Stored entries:
◇ ◇ ◇ ◇ ◇
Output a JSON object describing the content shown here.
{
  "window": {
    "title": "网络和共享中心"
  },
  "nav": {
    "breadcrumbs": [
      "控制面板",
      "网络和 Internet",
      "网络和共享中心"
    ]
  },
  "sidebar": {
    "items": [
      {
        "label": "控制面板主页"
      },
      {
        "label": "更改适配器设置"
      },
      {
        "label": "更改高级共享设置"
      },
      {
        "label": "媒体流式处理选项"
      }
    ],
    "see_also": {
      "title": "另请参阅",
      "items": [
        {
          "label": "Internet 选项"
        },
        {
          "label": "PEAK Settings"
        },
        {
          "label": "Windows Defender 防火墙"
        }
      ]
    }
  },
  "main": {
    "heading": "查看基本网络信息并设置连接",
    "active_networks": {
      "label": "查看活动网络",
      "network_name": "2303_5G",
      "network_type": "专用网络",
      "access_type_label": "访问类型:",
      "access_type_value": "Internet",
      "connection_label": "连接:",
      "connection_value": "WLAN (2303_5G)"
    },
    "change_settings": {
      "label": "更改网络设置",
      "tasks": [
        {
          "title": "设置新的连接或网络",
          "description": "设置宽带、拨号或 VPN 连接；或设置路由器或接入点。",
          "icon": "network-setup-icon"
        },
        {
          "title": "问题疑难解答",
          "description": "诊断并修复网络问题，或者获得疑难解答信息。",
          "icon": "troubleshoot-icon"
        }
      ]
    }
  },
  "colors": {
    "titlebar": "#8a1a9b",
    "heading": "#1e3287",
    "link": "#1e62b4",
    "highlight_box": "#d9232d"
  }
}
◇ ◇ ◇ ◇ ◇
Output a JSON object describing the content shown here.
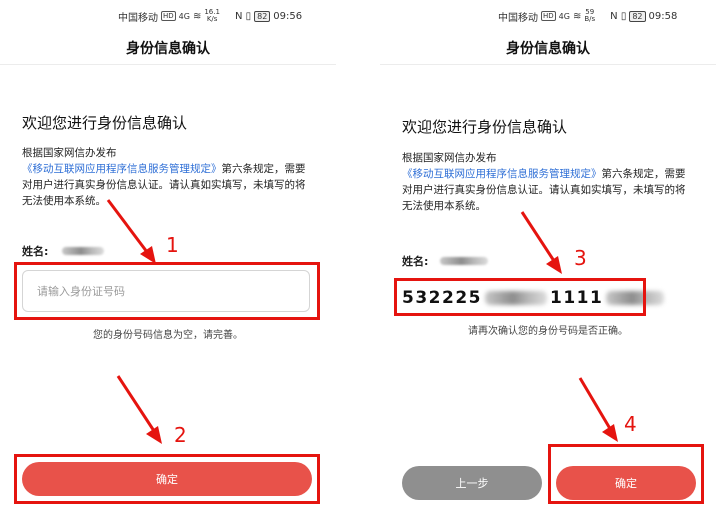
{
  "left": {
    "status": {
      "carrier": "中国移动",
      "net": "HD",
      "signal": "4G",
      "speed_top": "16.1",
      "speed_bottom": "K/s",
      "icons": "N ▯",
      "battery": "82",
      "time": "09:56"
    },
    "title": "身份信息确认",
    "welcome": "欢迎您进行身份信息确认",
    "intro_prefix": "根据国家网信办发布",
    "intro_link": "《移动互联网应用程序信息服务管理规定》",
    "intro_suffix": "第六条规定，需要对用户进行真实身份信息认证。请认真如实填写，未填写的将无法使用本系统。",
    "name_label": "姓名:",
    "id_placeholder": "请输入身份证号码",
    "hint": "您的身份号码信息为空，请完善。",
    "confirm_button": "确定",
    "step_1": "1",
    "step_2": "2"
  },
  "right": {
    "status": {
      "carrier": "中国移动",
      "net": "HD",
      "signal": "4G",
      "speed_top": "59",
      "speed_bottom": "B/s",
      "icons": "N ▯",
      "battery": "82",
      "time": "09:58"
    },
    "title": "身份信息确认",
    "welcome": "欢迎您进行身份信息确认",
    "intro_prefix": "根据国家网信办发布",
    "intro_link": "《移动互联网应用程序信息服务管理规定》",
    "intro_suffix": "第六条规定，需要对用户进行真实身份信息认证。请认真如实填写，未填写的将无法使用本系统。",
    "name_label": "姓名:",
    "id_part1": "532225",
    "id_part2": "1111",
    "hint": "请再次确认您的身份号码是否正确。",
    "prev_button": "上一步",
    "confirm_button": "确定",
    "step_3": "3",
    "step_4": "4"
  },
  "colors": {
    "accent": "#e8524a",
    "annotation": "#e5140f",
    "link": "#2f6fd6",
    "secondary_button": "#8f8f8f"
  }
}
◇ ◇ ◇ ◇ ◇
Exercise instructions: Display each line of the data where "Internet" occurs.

The answer:
      "网络和 Internet",
          "label": "Internet 选项"
      "access_type_value": "Internet",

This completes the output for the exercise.